The effects of choices you make in your garden don’t stop at your fence. Recycling and putting a little thought into sourcing can help save the environment (and often your bank balance!)
Here are a few straightforward things you can do in your garden to reduce your impact on the environment and support wildlife.
Cut down on your water use. Our tap water comes from ground water and freshwater habitats. Taking too much out has a serious impact on wetlands and aquatic insects, and new evidence suggests that we’re heading towards greater shortages in the future. So:
– Water plants in the evenings when less moisture will evaporate.
– Get a water butt to harness rainwater for your garden.
– Use ‘grey water’ from washing up to water potted plants.
– Avoid using sprinklers. If you water your grass, making it into a bee-lawn can reduce how thirsty it is.
Choose native plants and don’t include invasive species. Non-native species such as Rhododendron, Spanish Bluebell and some pond plants can spread beyond your garden and out-compete more bug-friendly plants.
Start a compost heap. Your garden and kitchen waste will provide a home for a lot of bugs, which in turn will reward you with rich compost.
Recycle pots, bricks, stones, wood, chippings and clippings. They can be turned into great bug habitats .
Swap your plants and seeds. Plant and seed swaps are a brilliant, free way to get new species for your garden and improve biodiversity. If there isn’t one near you already, why not organise your own?
Ditch the peat. Many gardeners don’t think twice about using peat, but it’s harvested unsustainably and deprives many of Britain’s rarest and most spectacular insects of much-needed habitat. There’s loads of info on peat substitutes.

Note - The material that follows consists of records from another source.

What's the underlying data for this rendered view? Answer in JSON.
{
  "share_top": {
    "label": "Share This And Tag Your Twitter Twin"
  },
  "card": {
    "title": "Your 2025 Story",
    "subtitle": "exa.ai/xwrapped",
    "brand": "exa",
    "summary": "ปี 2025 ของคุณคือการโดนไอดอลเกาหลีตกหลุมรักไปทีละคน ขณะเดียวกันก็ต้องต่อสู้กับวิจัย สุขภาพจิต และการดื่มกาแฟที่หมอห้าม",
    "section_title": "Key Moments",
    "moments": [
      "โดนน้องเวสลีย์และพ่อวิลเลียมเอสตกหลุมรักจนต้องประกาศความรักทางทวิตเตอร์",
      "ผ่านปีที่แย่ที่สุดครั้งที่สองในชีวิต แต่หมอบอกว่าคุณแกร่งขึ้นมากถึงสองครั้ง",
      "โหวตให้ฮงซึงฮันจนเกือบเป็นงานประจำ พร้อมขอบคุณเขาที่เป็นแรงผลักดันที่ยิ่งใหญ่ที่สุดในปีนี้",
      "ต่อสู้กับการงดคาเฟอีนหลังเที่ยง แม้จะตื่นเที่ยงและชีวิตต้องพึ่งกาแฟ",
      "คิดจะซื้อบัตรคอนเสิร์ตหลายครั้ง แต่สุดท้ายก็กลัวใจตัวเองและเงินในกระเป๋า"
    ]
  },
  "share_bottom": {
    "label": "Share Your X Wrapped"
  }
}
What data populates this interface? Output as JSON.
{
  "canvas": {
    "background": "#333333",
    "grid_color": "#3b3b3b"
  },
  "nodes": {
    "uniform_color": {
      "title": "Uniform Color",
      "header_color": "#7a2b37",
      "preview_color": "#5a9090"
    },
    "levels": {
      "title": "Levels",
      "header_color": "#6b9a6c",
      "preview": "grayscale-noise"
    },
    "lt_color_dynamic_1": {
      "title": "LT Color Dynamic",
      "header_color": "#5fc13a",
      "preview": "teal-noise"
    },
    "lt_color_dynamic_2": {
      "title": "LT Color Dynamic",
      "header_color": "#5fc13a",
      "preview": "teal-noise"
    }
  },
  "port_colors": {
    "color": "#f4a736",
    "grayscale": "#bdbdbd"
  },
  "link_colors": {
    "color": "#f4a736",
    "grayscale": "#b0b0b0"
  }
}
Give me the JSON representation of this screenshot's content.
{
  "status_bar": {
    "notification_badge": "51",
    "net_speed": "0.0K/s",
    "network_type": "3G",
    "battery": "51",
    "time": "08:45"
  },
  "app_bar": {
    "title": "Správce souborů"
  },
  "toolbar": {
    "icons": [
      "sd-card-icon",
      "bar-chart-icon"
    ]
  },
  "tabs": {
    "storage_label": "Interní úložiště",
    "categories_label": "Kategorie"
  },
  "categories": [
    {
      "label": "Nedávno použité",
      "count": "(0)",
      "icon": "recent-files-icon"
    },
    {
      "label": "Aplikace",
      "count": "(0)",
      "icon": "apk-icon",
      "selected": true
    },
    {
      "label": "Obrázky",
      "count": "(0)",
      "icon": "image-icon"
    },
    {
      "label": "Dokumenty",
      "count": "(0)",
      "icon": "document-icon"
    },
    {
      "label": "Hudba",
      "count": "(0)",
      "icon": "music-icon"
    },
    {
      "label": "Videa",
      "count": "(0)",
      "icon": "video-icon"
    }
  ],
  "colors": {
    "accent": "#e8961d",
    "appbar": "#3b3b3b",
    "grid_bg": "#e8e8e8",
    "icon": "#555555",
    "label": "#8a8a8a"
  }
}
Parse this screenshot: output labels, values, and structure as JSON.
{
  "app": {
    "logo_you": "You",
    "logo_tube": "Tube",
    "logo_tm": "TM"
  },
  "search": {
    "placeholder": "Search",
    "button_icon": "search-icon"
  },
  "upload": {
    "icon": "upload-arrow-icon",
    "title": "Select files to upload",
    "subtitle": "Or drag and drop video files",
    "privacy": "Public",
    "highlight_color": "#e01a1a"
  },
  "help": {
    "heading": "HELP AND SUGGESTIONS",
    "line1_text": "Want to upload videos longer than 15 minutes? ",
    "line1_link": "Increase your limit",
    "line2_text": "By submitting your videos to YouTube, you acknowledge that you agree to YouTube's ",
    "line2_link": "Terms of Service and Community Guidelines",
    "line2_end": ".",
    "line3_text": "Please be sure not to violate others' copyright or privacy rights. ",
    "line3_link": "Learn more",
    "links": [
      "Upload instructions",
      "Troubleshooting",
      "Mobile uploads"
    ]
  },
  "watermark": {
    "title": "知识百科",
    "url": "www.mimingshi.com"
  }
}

Leave the limestone. ‘Water-worn stone’ sold for garden rockeries is quarried from limestone pavements, which are also an important habitat for specialist invertebrates.